— Work to be completed —
Every record is to be printed exactly as written, and any picture in it is skipped.

*** Supplied records

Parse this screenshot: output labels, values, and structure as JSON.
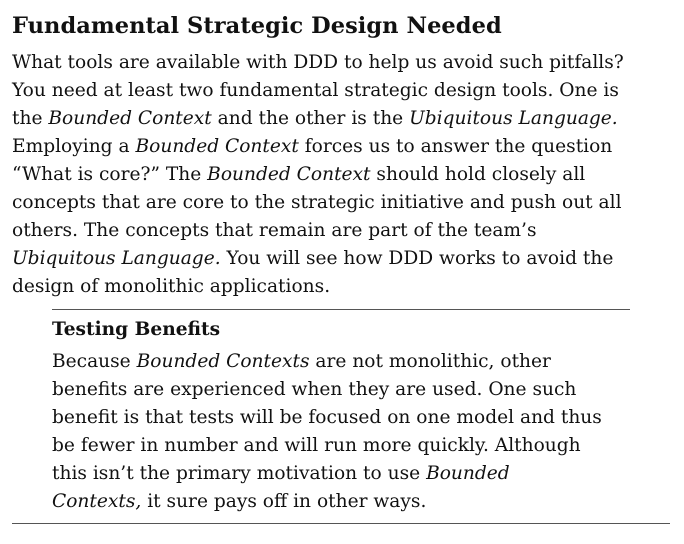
{
  "section": {
    "heading": "Fundamental Strategic Design Needed",
    "paragraph": {
      "l1": "What tools are available with DDD to help us avoid such pitfalls?",
      "l2": "You need at least two fundamental strategic design tools. One is",
      "l3_a": "the ",
      "l3_b": "Bounded Context",
      "l3_c": " and the other is the ",
      "l3_d": "Ubiquitous Language.",
      "l4_a": "Employing a ",
      "l4_b": "Bounded Context",
      "l4_c": " forces us to answer the question",
      "l5_a": "“What is core?” The ",
      "l5_b": "Bounded Context",
      "l5_c": " should hold closely all",
      "l6": "concepts that are core to the strategic initiative and push out all",
      "l7": "others. The concepts that remain are part of the team’s",
      "l8_a": "Ubiquitous Language.",
      "l8_b": " You will see how DDD works to avoid the",
      "l9": "design of monolithic applications."
    }
  },
  "sidebar": {
    "title": "Testing Benefits",
    "text": {
      "l1_a": "Because ",
      "l1_b": "Bounded Contexts",
      "l1_c": " are not monolithic, other",
      "l2": "benefits are experienced when they are used. One such",
      "l3": "benefit is that tests will be focused on one model and thus",
      "l4": "be fewer in number and will run more quickly. Although",
      "l5_a": "this isn’t the primary motivation to use ",
      "l5_b": "Bounded",
      "l6_a": "Contexts,",
      "l6_b": " it sure pays off in other ways."
    }
  }
}
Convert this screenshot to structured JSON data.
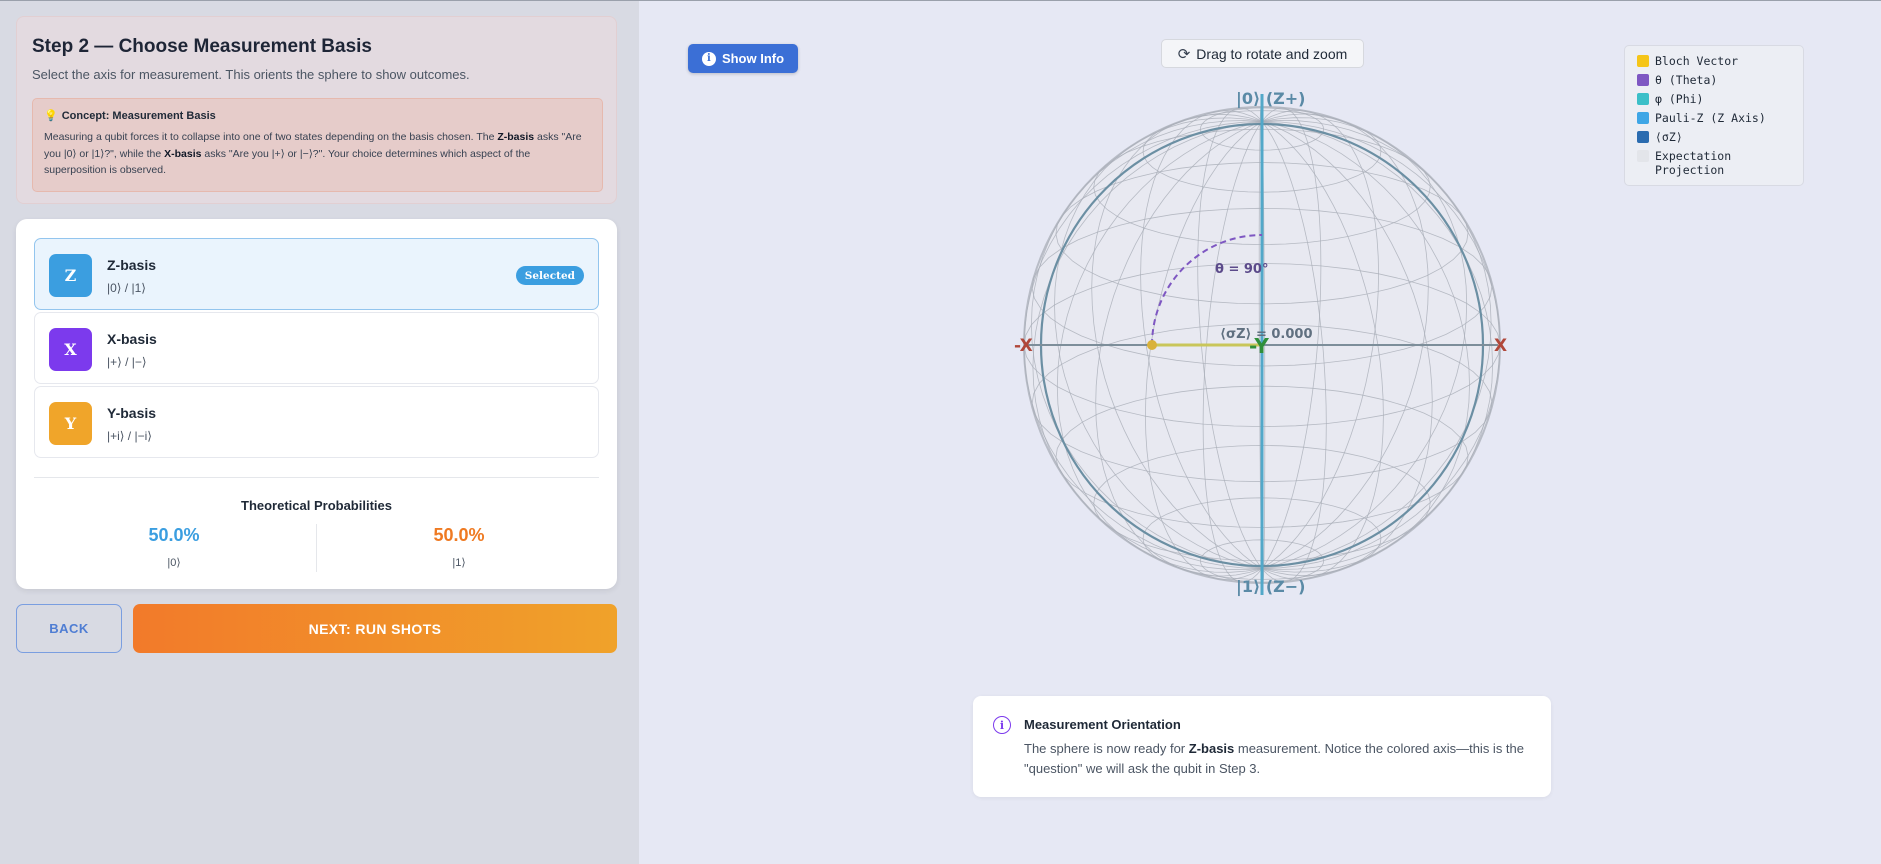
{
  "step": {
    "title": "Step 2 — Choose Measurement Basis",
    "subtitle": "Select the axis for measurement. This orients the sphere to show outcomes.",
    "concept_title": "Concept: Measurement Basis",
    "concept_body_1": "Measuring a qubit forces it to collapse into one of two states depending on the basis chosen. The ",
    "concept_bold_1": "Z-basis",
    "concept_body_2": " asks \"Are you |0⟩ or |1⟩?\", while the ",
    "concept_bold_2": "X-basis",
    "concept_body_3": " asks \"Are you |+⟩ or |−⟩?\". Your choice determines which aspect of the superposition is observed."
  },
  "bases": [
    {
      "letter": "Z",
      "name": "Z-basis",
      "states": "|0⟩ / |1⟩",
      "selected_label": "Selected"
    },
    {
      "letter": "X",
      "name": "X-basis",
      "states": "|+⟩ / |−⟩"
    },
    {
      "letter": "Y",
      "name": "Y-basis",
      "states": "|+i⟩ / |−i⟩"
    }
  ],
  "probabilities": {
    "title": "Theoretical Probabilities",
    "p0_value": "50.0%",
    "p0_label": "|0⟩",
    "p1_value": "50.0%",
    "p1_label": "|1⟩"
  },
  "buttons": {
    "back": "BACK",
    "next": "NEXT: RUN SHOTS",
    "show_info": "Show Info",
    "drag_hint": "Drag to rotate and zoom"
  },
  "legend": [
    {
      "label": "Bloch Vector",
      "color": "#f5c518"
    },
    {
      "label": "θ (Theta)",
      "color": "#7e57c2"
    },
    {
      "label": "φ (Phi)",
      "color": "#3bbfc8"
    },
    {
      "label": "Pauli-Z (Z Axis)",
      "color": "#3ea6e6"
    },
    {
      "label": "⟨σZ⟩",
      "color": "#2b6cb0"
    },
    {
      "label": "Expectation Projection",
      "color": "#e3e5ea"
    }
  ],
  "sphere": {
    "top_label": "|0⟩ (Z+)",
    "bottom_label": "|1⟩ (Z−)",
    "x_pos": "X",
    "x_neg": "-X",
    "y_label": "-Y",
    "theta_label": "θ = 90°",
    "expectation_label": "⟨σZ⟩ = 0.000"
  },
  "orientation": {
    "title": "Measurement Orientation",
    "body_1": "The sphere is now ready for ",
    "body_bold": "Z-basis",
    "body_2": " measurement. Notice the colored axis—this is the \"question\" we will ask the qubit in Step 3."
  }
}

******

— Completed task —
Parse this screenshot: output labels, values, and structure as JSON.
{
  "section": {
    "heading": "Fundamental Strategic Design Needed",
    "paragraph": {
      "l1": "What tools are available with DDD to help us avoid such pitfalls?",
      "l2": "You need at least two fundamental strategic design tools. One is",
      "l3_a": "the ",
      "l3_b": "Bounded Context",
      "l3_c": " and the other is the ",
      "l3_d": "Ubiquitous Language.",
      "l4_a": "Employing a ",
      "l4_b": "Bounded Context",
      "l4_c": " forces us to answer the question",
      "l5_a": "“What is core?” The ",
      "l5_b": "Bounded Context",
      "l5_c": " should hold closely all",
      "l6": "concepts that are core to the strategic initiative and push out all",
      "l7": "others. The concepts that remain are part of the team’s",
      "l8_a": "Ubiquitous Language.",
      "l8_b": " You will see how DDD works to avoid the",
      "l9": "design of monolithic applications."
    }
  },
  "sidebar": {
    "title": "Testing Benefits",
    "text": {
      "l1_a": "Because ",
      "l1_b": "Bounded Contexts",
      "l1_c": " are not monolithic, other",
      "l2": "benefits are experienced when they are used. One such",
      "l3": "benefit is that tests will be focused on one model and thus",
      "l4": "be fewer in number and will run more quickly. Although",
      "l5_a": "this isn’t the primary motivation to use ",
      "l5_b": "Bounded",
      "l6_a": "Contexts,",
      "l6_b": " it sure pays off in other ways."
    }
  }
}
Convert this screenshot to structured JSON data.
{
  "step": {
    "title": "Step 2 — Choose Measurement Basis",
    "subtitle": "Select the axis for measurement. This orients the sphere to show outcomes.",
    "concept_title": "Concept: Measurement Basis",
    "concept_body_1": "Measuring a qubit forces it to collapse into one of two states depending on the basis chosen. The ",
    "concept_bold_1": "Z-basis",
    "concept_body_2": " asks \"Are you |0⟩ or |1⟩?\", while the ",
    "concept_bold_2": "X-basis",
    "concept_body_3": " asks \"Are you |+⟩ or |−⟩?\". Your choice determines which aspect of the superposition is observed."
  },
  "bases": [
    {
      "letter": "Z",
      "name": "Z-basis",
      "states": "|0⟩ / |1⟩",
      "selected_label": "Selected"
    },
    {
      "letter": "X",
      "name": "X-basis",
      "states": "|+⟩ / |−⟩"
    },
    {
      "letter": "Y",
      "name": "Y-basis",
      "states": "|+i⟩ / |−i⟩"
    }
  ],
  "probabilities": {
    "title": "Theoretical Probabilities",
    "p0_value": "50.0%",
    "p0_label": "|0⟩",
    "p1_value": "50.0%",
    "p1_label": "|1⟩"
  },
  "buttons": {
    "back": "BACK",
    "next": "NEXT: RUN SHOTS",
    "show_info": "Show Info",
    "drag_hint": "Drag to rotate and zoom"
  },
  "legend": [
    {
      "label": "Bloch Vector",
      "color": "#f5c518"
    },
    {
      "label": "θ (Theta)",
      "color": "#7e57c2"
    },
    {
      "label": "φ (Phi)",
      "color": "#3bbfc8"
    },
    {
      "label": "Pauli-Z (Z Axis)",
      "color": "#3ea6e6"
    },
    {
      "label": "⟨σZ⟩",
      "color": "#2b6cb0"
    },
    {
      "label": "Expectation Projection",
      "color": "#e3e5ea"
    }
  ],
  "sphere": {
    "top_label": "|0⟩ (Z+)",
    "bottom_label": "|1⟩ (Z−)",
    "x_pos": "X",
    "x_neg": "-X",
    "y_label": "-Y",
    "theta_label": "θ = 90°",
    "expectation_label": "⟨σZ⟩ = 0.000"
  },
  "orientation": {
    "title": "Measurement Orientation",
    "body_1": "The sphere is now ready for ",
    "body_bold": "Z-basis",
    "body_2": " measurement. Notice the colored axis—this is the \"question\" we will ask the qubit in Step 3."
  }
}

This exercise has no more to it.